The With statement in VBA is used to simplify and streamline your code when you need to perform multiple operations on a specific object, such as a cell, range, or spreadsheet object, without having to reference that object repeatedly. Instead of typing the name of the object every time you want to perform an action on it, you can use the With statement to temporarily establish a context in which all operations will be applied to the specified object.
With object ' Code to work with the object ' You can access the object's properties and methods here End With
With: This is the keyword that starts the WITH construction.
object: Here you must specify the object you want to work with within the WITH construction. You can use a previously defined object, such as an object variable, an object property, or any other valid object in VBA.
Within the With block, you can perform multiple operations on the specified object, accessing its properties and methods without having to repeat the object name in each line of code. This makes the code more concise and readable.
How does it work
- Start the WITH block: You begin the WITH block with the With keyword followed by the name of the object you want to work with. This object can be a previously declared object variable, a property of an existing object, or any valid VBA object.
- Within the WITH block: Once you’ve initiated the WITH block, you can access the properties and methods of the specified object using a period (.) followed by the name of the property or method. The period indicates that you’re working with the object specified in the WITH block. You don’t need to repeat the object’s name in each line, making the code more concise and readable.
- End the WITH block: When you’re done performing operations on the object within the WITH block, you simply end the WITH block using the End With keyword. This signifies the end of the context in which you’re working with the specified object.
Here’s a simplified example to illustrate how it works:
Sub ExampleWithStatement() Dim myWorkbook As Workbook Set myWorkbook = Workbooks.Open("C:\myFile.xlsx") ' Use the WITH statement to work with the Workbook object With myWorkbook ' Perform operations on the Workbook object without repeating its name .Sheets(1).Range("A1").Value = "Hello, world" .Save .Close End With ' Clear the object variable after use Set myWorkbook = Nothing End Sub
In this example, within the WITH block, we worked with the myWorkbook object (a Workbook object) and accessed its properties and methods, such as .Sheets, .Range, .Value, .Save, and .Close, without repeating the myWorkbook name in each line. This makes the code cleaner and easier to understand.

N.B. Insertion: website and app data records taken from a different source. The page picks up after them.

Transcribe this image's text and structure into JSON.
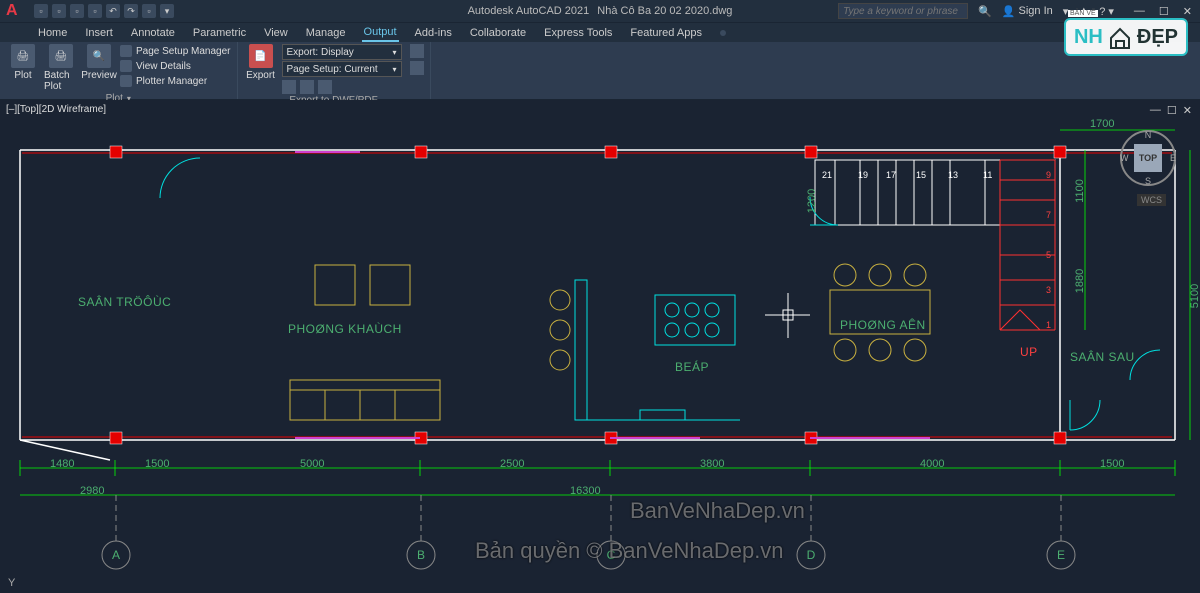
{
  "titlebar": {
    "app": "Autodesk AutoCAD 2021",
    "file": "Nhà Cô Ba 20 02 2020.dwg",
    "search_placeholder": "Type a keyword or phrase",
    "signin": "Sign In"
  },
  "tabs": {
    "items": [
      "Home",
      "Insert",
      "Annotate",
      "Parametric",
      "View",
      "Manage",
      "Output",
      "Add-ins",
      "Collaborate",
      "Express Tools",
      "Featured Apps"
    ],
    "active": "Output"
  },
  "ribbon": {
    "plot": {
      "plot_label": "Plot",
      "batch_label": "Batch Plot",
      "preview_label": "Preview",
      "psm": "Page Setup Manager",
      "vd": "View Details",
      "pm": "Plotter Manager",
      "group": "Plot"
    },
    "export": {
      "export_label": "Export",
      "export_display": "Export: Display",
      "page_setup": "Page Setup: Current",
      "group": "Export to DWF/PDF"
    }
  },
  "viewport": {
    "label": "[–][Top][2D Wireframe]",
    "viewcube_face": "TOP",
    "wcs": "WCS"
  },
  "rooms": {
    "san_truoc": "SAÂN TRÖÔÙC",
    "phong_khach": "PHOØNG KHAÙCH",
    "bep": "BEÁP",
    "phong_an": "PHOØNG AÊN",
    "san_sau": "SAÂN SAU",
    "up": "UP"
  },
  "dimensions": {
    "d1700": "1700",
    "d1200": "1200",
    "d1100": "1100",
    "d1880": "1880",
    "d5100": "5100",
    "d1480": "1480",
    "d1500a": "1500",
    "d2980": "2980",
    "d5000": "5000",
    "d2500": "2500",
    "d3800": "3800",
    "d4000": "4000",
    "d1500b": "1500",
    "d16300": "16300"
  },
  "steps": {
    "s21": "21",
    "s19": "19",
    "s17": "17",
    "s15": "15",
    "s13": "13",
    "s11": "11",
    "s9": "9",
    "s7": "7",
    "s5": "5",
    "s3": "3",
    "s1": "1"
  },
  "grids": {
    "a": "A",
    "b": "B",
    "c": "C",
    "d": "D",
    "e": "E"
  },
  "watermarks": {
    "w1": "BanVeNhaDep.vn",
    "w2": "Bản quyền © BanVeNhaDep.vn"
  },
  "brand": {
    "small": "BẢN VẼ",
    "nha": "NH",
    "dep": "ĐẸP"
  },
  "y": "Y"
}
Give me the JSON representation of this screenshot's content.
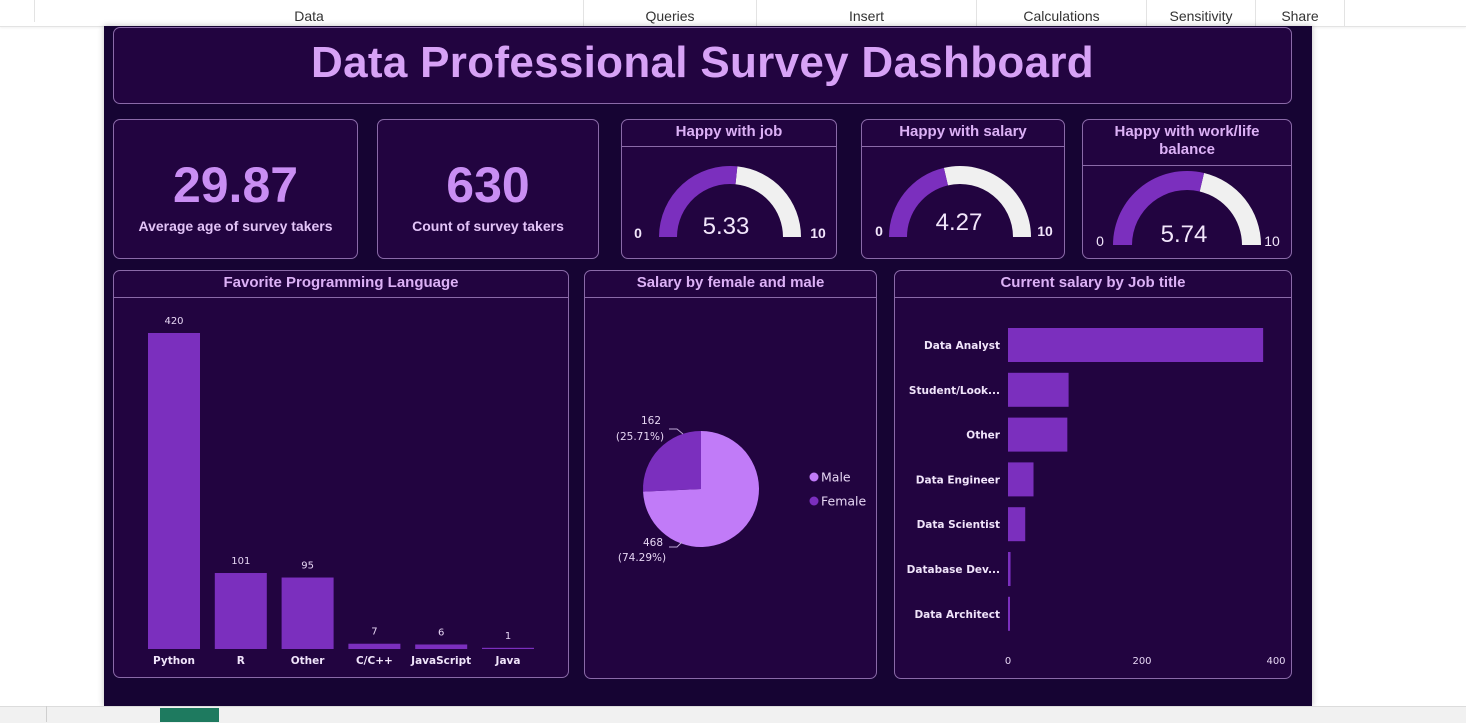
{
  "ribbon": {
    "tabs": [
      {
        "label": "Data"
      },
      {
        "label": "Queries"
      },
      {
        "label": "Insert"
      },
      {
        "label": "Calculations"
      },
      {
        "label": "Sensitivity"
      },
      {
        "label": "Share"
      }
    ]
  },
  "dashboard": {
    "title": "Data Professional Survey Dashboard",
    "colors": {
      "background": "#160433",
      "card": "#220440",
      "border": "#8a6aa8",
      "accent": "#7b2fbe",
      "light": "#c17bf8",
      "track": "#f0f0f0"
    },
    "kpis": [
      {
        "value": "29.87",
        "label": "Average age of survey takers"
      },
      {
        "value": "630",
        "label": "Count of survey takers"
      }
    ],
    "gauges": [
      {
        "title": "Happy with job",
        "value": 5.33,
        "value_text": "5.33",
        "min_text": "0",
        "max_text": "10",
        "min": 0,
        "max": 10
      },
      {
        "title": "Happy with salary",
        "value": 4.27,
        "value_text": "4.27",
        "min_text": "0",
        "max_text": "10",
        "min": 0,
        "max": 10
      },
      {
        "title": "Happy with work/life balance",
        "value": 5.74,
        "value_text": "5.74",
        "min_text": "0",
        "max_text": "10",
        "min": 0,
        "max": 10
      }
    ],
    "charts": {
      "languages_title": "Favorite Programming Language",
      "gender_title": "Salary by female and male",
      "jobs_title": "Current salary by Job title"
    }
  },
  "chart_data": [
    {
      "type": "bar",
      "title": "Favorite Programming Language",
      "categories": [
        "Python",
        "R",
        "Other",
        "C/C++",
        "JavaScript",
        "Java"
      ],
      "values": [
        420,
        101,
        95,
        7,
        6,
        1
      ],
      "data_labels": [
        "420",
        "101",
        "95",
        "7",
        "6",
        "1"
      ],
      "ylim": [
        0,
        420
      ]
    },
    {
      "type": "pie",
      "title": "Salary by female and male",
      "categories": [
        "Male",
        "Female"
      ],
      "values": [
        468,
        162
      ],
      "labels": [
        {
          "count": "468",
          "pct": "(74.29%)"
        },
        {
          "count": "162",
          "pct": "(25.71%)"
        }
      ],
      "legend": "right"
    },
    {
      "type": "bar",
      "orientation": "horizontal",
      "title": "Current salary by Job title",
      "categories": [
        "Data Analyst",
        "Student/Look...",
        "Other",
        "Data Engineer",
        "Data Scientist",
        "Database Dev...",
        "Data Architect"
      ],
      "values": [
        400,
        95,
        93,
        40,
        27,
        4,
        3
      ],
      "x_ticks": [
        "0",
        "200",
        "400"
      ],
      "xlim": [
        0,
        440
      ]
    }
  ]
}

In summary, the With statement is useful for simplifying and making code more readable when you need to work with multiple properties or methods of the same object in VBA. It helps avoid unnecessary repetition of the object name and makes the code more efficient.